available, the ecological monitoring with this relatively
new source of data is increasing. Several studies such as
(Tucker,Hielkma,Roffey 1985) were made, investigating
the potential of satellite remote sensing for ecological
monitoring using LANDSAT and NOAA data. The results
were quite promising.
In order to obtain information on the regions susceptible to
drought emergencies, it is necessary to set up a mechanism
for collecting an immediate and reliable data on the
irregularities in climate such as the delay or the absence of
the seasonal rainfall so as to mobilize appropriate
measures. These measures are being carried out at various
levels, namely, the international, regional, and national.
Some of these activities, in which remote sensing is used
will be described briefly.
4.1 International
The international drought monitoring programmes have the
advantage that the world public could be effectively
The FAO has, for example, established a global
information and early warning system to provide prior
notice of the potential food shortages in many developing
countries, particularly in the African countries, that are
imminent to drought emergencies. Information derived
from satellite imagery is today an essential complement to
the information supplied by the FAO representatives based
on field information, and the concerned countries. The
main activities of FAO in drought monitoring programmes
by means of satellite remote sensing cover two parts
(Kalensky 1984):
- The estimation of precipitation from METEOSAT
images (fig. 4).
- The monitoring of vegetation greenness based on
The FAO in cooperation with NASA is setting up a drought
monitoring programme by means of the NOAA/AVHRR
vegetation index data. Colour composite images processed
at NASA are delivered to the FAO for interpretation. It is
reported that relatively good results were obtained.
The United States Agency for International Development
(USAID) in cooperation with NOAA/NESDIS is conducting a
three year pilot project on "Climate Impact Assessment"
for the Sahel Countries, including Ethiopia and Somalia.
The main objective of this project is to increase the
capability of these countries in providing information on
the probable crop failures and the subsequent food crises.
The input for this programme are, among others, the
rainfall analysis and the vegetation condition based on
NOAA/AVHRR imagery.

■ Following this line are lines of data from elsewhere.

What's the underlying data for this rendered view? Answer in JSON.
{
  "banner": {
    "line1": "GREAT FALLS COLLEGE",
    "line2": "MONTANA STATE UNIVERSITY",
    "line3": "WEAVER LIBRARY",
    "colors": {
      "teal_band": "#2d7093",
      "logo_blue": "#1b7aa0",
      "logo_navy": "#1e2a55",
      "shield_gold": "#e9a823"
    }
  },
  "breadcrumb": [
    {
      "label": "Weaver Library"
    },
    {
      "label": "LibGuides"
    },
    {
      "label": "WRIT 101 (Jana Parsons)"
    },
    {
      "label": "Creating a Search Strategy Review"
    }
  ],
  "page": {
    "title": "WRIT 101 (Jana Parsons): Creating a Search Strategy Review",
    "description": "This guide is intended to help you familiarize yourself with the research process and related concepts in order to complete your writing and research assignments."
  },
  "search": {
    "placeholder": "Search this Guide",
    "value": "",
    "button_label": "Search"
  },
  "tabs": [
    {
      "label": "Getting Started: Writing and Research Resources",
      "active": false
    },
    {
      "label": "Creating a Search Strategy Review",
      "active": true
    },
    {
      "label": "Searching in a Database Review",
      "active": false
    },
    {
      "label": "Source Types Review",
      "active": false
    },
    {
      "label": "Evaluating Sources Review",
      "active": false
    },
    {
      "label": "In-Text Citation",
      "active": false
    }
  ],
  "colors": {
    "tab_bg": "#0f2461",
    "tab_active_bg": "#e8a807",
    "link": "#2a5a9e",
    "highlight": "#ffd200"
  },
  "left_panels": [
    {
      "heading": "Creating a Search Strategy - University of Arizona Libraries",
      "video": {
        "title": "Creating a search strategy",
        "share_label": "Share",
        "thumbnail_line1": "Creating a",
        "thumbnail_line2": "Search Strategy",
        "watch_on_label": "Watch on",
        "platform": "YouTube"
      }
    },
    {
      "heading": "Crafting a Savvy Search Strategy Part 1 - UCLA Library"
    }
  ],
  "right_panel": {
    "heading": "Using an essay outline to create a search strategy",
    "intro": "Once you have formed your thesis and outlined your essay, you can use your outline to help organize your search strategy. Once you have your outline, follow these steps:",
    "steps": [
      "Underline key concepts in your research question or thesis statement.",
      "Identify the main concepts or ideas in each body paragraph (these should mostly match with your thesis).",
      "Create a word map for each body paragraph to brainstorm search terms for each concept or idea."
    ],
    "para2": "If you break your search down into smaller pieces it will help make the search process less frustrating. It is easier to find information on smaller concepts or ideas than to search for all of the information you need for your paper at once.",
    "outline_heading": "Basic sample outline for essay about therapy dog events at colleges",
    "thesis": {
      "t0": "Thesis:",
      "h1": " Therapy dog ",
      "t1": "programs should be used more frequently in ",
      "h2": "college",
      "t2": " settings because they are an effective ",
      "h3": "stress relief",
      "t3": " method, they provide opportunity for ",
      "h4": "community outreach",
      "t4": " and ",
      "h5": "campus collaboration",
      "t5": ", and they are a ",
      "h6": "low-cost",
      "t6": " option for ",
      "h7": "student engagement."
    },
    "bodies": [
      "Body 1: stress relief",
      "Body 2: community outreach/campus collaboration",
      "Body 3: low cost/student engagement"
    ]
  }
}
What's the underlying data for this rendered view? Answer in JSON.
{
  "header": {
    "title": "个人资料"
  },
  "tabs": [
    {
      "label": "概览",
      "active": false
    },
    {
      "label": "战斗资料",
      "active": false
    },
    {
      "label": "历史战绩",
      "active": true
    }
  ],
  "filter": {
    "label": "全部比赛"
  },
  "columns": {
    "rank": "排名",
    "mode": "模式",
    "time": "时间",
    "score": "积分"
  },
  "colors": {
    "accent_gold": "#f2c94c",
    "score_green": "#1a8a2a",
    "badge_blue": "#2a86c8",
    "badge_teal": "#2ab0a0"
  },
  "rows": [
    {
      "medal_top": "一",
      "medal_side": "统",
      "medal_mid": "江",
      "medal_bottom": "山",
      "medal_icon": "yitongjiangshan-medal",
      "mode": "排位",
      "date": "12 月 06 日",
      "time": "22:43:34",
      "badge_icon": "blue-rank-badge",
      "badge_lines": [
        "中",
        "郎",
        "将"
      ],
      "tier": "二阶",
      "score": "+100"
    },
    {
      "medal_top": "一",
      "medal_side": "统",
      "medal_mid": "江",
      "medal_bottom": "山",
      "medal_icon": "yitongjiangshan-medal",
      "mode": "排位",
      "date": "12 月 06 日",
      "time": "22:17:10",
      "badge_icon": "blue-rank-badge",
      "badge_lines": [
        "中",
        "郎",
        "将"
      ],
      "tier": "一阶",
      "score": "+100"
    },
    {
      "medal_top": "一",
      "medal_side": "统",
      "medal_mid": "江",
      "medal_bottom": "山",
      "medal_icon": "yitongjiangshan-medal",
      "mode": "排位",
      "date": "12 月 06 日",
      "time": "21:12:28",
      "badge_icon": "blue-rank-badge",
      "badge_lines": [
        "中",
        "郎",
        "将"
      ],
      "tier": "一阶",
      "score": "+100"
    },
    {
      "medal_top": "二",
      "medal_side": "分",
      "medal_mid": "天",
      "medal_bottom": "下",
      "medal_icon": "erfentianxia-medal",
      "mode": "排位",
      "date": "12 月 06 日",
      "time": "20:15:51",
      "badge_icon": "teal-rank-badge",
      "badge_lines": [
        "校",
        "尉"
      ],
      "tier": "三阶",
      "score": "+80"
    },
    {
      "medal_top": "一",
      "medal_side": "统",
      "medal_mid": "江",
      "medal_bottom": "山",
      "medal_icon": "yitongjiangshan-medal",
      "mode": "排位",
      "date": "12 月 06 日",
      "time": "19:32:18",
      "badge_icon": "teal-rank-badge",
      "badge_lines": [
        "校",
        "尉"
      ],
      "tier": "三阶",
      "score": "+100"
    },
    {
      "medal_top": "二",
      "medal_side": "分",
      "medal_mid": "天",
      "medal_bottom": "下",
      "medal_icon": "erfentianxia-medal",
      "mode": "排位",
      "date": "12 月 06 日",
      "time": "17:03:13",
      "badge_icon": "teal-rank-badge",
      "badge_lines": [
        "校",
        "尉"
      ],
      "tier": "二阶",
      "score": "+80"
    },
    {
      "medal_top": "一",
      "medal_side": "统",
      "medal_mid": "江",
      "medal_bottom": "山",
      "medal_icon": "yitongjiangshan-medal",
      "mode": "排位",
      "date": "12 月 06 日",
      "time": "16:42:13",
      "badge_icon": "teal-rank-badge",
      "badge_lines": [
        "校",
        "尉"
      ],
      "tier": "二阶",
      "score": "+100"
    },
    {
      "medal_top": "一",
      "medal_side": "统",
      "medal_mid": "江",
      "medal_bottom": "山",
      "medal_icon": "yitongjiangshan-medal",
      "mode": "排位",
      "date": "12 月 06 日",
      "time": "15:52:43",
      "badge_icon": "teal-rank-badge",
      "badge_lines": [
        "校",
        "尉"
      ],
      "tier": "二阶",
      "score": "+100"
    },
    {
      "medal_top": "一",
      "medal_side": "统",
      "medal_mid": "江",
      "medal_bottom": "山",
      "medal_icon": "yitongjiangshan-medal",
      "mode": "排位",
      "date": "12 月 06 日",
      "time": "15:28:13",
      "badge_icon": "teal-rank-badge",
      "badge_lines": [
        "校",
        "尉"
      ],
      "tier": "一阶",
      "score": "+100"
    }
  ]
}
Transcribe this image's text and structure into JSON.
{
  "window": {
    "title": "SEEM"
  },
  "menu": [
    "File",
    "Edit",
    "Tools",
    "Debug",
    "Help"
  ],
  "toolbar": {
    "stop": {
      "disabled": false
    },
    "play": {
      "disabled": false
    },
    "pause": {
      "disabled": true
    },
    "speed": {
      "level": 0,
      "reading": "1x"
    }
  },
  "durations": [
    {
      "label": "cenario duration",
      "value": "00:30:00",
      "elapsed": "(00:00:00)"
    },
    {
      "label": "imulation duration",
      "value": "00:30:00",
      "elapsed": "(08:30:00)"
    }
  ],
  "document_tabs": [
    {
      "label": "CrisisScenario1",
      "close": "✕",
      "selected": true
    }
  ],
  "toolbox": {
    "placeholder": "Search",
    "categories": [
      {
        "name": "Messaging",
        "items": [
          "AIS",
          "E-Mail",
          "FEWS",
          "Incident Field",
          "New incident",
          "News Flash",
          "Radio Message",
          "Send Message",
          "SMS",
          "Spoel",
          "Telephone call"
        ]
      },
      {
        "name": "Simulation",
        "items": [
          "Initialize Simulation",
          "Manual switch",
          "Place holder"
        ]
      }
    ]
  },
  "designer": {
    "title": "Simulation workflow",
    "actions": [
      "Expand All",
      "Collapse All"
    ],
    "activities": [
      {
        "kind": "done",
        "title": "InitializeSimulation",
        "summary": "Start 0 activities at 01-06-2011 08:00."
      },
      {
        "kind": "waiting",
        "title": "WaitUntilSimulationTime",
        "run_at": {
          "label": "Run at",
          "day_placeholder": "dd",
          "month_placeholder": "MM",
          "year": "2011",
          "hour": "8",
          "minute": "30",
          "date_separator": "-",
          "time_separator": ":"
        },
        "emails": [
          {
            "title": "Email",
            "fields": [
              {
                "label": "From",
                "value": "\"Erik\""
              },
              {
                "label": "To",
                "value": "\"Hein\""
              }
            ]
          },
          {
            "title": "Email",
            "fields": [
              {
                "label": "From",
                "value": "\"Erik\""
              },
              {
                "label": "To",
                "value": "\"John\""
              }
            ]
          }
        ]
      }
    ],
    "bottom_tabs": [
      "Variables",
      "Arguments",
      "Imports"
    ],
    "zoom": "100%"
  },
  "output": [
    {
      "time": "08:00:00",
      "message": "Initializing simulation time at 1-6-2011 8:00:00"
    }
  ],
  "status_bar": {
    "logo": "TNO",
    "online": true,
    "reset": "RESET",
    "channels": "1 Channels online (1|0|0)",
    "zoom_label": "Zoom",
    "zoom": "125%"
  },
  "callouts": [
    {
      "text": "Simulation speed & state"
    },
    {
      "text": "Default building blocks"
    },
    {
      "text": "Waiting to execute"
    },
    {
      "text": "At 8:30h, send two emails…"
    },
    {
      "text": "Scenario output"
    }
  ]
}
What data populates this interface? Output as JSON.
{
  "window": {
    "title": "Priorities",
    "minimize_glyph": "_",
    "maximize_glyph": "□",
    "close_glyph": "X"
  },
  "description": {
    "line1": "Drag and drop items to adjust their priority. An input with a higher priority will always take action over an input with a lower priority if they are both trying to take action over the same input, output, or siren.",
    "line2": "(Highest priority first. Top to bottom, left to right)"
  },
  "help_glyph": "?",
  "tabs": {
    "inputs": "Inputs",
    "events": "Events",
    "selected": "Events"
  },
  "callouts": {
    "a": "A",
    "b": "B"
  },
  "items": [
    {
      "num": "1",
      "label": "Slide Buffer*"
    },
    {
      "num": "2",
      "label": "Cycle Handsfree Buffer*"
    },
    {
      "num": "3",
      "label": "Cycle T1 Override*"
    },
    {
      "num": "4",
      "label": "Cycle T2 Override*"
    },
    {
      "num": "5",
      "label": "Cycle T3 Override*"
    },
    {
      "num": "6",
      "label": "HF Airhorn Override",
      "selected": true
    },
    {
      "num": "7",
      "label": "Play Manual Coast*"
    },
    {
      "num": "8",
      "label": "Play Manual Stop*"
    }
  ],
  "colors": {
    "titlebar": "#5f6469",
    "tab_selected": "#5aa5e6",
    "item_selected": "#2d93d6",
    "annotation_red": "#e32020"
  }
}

A monthly assessment is made for
each country .
The United Nations Environmental Programme (UNEP)
has installed a Global Monitoring System (GEMS). Though
this system has a global character, particular regional
problems such as the drought monitoring in Africa are
given an important attention. The activities here comprise
the observation in the variation of climate, soil, flora and
fauna, and influence of human beings in the region. Apart
from the governmental and none-governmental reports,
GEMS retrieves its information input from satellite
imagery and aerial photography in combination with ground
surveys for statistical sampling and verification purposes.
4.2 Regional
Realizing that the causes and effects of the recurrent
droughts are not only confined to the national boundaries, a
set of regional intergovernmental organizations emerged
since the first drought in 1973/74. The latest organization
that has been founded is the Intergovernmental Authority
on Drought and Development (IGADD) in Eastern Africa,
whose headquarters will be in Djibouti. The aims of this
organization are among others the urging of the member
states to allocate a major part of the national resources to
emergency programmes for drought stricken areas and
combat the causes of drought and desertification using the
existing information and technology. The Regional Remote
Sensing Centres in Nairobi and Ougadougu could be of
great value in training the staff of the member countries
and participating in the research and application projects,